For more than three decades, the Centers for Disease Control and Prevention has recommended influenza vaccination for healthcare workers (HCWs), on the basis of HCWs’ duty to “do no harm,” frequency of exposure to influenza virus, close contact with vulnerable hospitalized patients, and possible absenteeism during influenza season, as well as presymptomatic infectivity and the respiratory infection route. Yet fewer than two-thirds (63.5%) of HCWs were vaccinated in 2010–2011. Traditional evidence-based interventions to increase influenza vaccination rates have achieved limited success, whereas vaccination mandates, either by hospital policy or state law, have shown the most promise for reaching HCW coverage goals of 90 percent or more. This study used hierarchical linear modeling (HLM) to determine the relative impact of these factors while accounting for the clustering of hospitals within states.

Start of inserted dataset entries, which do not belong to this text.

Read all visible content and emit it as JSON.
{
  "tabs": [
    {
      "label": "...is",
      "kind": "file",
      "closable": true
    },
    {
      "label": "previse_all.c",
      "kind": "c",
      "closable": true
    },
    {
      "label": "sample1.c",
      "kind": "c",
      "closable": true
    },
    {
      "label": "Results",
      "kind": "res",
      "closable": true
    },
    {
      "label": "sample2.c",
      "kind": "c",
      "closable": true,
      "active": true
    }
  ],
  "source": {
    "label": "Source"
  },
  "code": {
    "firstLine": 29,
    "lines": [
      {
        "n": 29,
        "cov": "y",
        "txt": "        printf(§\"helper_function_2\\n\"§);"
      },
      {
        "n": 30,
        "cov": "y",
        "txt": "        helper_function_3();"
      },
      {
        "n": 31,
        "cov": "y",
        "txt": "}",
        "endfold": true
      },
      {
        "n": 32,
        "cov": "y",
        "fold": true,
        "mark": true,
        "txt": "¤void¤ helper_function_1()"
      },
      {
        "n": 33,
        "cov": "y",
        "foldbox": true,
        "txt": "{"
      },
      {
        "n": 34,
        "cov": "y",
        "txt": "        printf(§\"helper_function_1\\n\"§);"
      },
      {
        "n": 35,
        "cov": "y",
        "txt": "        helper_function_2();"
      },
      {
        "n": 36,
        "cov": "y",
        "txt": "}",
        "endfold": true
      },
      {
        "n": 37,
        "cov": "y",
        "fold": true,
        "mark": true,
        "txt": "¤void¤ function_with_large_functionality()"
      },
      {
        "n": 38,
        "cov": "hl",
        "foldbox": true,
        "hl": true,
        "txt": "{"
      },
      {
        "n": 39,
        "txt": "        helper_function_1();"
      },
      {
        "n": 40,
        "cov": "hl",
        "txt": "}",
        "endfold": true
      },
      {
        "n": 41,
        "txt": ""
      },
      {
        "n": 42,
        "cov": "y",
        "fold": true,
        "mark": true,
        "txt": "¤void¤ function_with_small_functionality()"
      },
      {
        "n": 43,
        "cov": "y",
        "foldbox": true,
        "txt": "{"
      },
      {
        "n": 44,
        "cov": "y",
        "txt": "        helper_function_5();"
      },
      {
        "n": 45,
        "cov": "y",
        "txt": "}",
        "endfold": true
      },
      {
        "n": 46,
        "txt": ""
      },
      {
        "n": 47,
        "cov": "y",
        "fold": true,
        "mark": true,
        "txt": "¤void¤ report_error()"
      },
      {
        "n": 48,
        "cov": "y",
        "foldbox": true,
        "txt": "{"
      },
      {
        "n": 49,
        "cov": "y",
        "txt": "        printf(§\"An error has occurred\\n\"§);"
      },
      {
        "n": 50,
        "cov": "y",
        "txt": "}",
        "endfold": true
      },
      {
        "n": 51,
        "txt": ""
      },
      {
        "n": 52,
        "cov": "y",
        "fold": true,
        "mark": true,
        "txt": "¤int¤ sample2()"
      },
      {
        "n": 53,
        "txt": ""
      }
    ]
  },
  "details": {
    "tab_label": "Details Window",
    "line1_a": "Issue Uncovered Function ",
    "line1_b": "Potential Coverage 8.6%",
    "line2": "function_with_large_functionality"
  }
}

HCW influenza vaccination rates were significantly related to mandated vaccination with (1) termination for noncompliance and (2) declination or noncompliance that results in consequences other than termination (eg, masking, reassignment), as well as to state racial distribution. The estimated impact of a hospital mandate with termination for noncompliance was an increase in vaccination rates of 12.8 percentage points, while a mandate with consequences other than termination was 11.5 percentage points. In addition, HCW influenza vaccination rate increased 1 percent for each 0.31 percent increase in the number of white persons in the state.